Avoidance. Panic attack sufferers may discontinue activities that seem to trigger panic attacks, such as going to the park, driving, riding in elevators, or doing anything that brings on frightening body sensations. While avoidance may temporarily help with the fear of the attack and loss of control, it makes normal life nearly impossible. It also does not stop the attacks from occurring.

Agoraphobia. Often coupled with panic disorder, agoraphobia is the fear of being in places or situations from which escape might be difficult or in which help might not be available in the event of a panic attack. Agoraphobia is a severe form of phobic avoidance and can cause those with panic disorder to avoid public places, crowds, or traveling by bus or plane.
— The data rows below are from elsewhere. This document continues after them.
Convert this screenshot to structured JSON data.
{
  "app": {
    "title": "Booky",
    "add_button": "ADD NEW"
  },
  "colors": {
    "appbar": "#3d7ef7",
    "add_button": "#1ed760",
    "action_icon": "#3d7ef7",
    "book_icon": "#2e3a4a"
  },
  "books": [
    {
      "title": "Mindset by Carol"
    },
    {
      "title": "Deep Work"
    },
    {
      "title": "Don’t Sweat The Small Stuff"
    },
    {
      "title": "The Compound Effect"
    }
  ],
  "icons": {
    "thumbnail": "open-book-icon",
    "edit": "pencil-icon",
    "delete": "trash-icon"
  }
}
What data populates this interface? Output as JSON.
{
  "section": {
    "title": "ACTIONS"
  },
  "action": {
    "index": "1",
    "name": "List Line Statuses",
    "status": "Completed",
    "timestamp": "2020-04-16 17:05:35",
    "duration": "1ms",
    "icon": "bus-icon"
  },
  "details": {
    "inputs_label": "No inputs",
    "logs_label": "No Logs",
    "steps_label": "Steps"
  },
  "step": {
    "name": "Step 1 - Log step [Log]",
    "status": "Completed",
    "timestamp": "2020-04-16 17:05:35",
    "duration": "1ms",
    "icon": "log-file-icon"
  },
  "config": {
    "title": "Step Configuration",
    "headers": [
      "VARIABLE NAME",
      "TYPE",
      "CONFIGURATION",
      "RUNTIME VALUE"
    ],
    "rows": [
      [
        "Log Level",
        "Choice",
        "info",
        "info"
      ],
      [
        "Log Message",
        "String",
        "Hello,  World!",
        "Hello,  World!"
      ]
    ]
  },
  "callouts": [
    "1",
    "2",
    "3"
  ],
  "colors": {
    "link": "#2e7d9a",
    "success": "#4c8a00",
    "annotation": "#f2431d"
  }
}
This pattern may progress to the point that the sufferer will not leave home.

Incidence and Frequency

Approximately twice as many women as men experience panic disorder; however, there is no difference in frequency in panic disorder among people of different ethnic, economic, and geographic backgrounds. The disorder typically begins when patients are in their 20s and is sometimes preceded by a stressful event which can trigger the first attack, such as the death of a parent. In most cases, however, most people are unable to associate their first panic attack with any specific event in their life.

According to the National Institute of Mental Health (NIMH), more than three million Americans will experience panic disorder sometime in their lives. There is a genetic component to panic disorder because it often runs in families, which supports the idea that the condition may be inherited. People with panic disorder are also prone to other illnesses such as depression and drug or alcohol abuse. In fact, more than half of those with panic disorder will experience depression at least once during their lifetimes. The illness is often complicated by drug and alcohol abuse.


Two main treatment options are available for people with panic disorder: medication and cognitive behavioral therapy. Both of these treatments have success rates between 60 and 90 percent. Both treatment options are equally effective and can be chosen based on a patient’s preference.

Cognitive-Behavioral Therapy consists of five fundamentals:

  • Learning. In this first stage, the therapist explains the illness, teaches the patient to identify the symptoms, and outlines the treatment plan.
  • Monitoring. Patients keep a diary to monitor panic attacks and record anxiety-inducing situations.
  • Breathing. The therapist teaches breathing relaxation techniques to combat the physical reactions of a panic attack.
  • Rethinking. The therapist helps the patient change his or her interpretation of physical symptoms from catastrophic to realistic.
  • Exposing. The therapist helps the patient encounter situations that evoke frightening physical sensations at levels of gradually increasing intensity.

Medical treatments of panic disorder often include antidepressants, benzodiazepines, and other types of medications that have been shown to be successful in treating panic disorder.

Effective treatments and ongoing research have brought new hope of recovery to those with panic disorder. Earlier detection significantly reduces the complications of untreated panic disorder. With appropriate psychiatric treatment, people who experience panic disorder can recover and return to normal life activities.


For more information, please contact:

American Psychiatric Association (APA)
1000 Wilson Blvd., Suite 1825
Arlington, VA 22209

Anxiety Disorders Association of America (ADAA)
8730 Georgia Avenue, Suite 600
Silver Spring, MD 20910

Mental Health America (formerly NMHA)
2000 N. Beauregard Street, 6th Floor
Alexandria, VA 22311
800-969-MHA (6642)

National Alliance on Mental Illness (NAMI)
Colonial Place Three
2107 Wilson Blvd., Suite 300
Arlington, VA 22201-3042
Information Helpline:
800-950-NAMI (6264)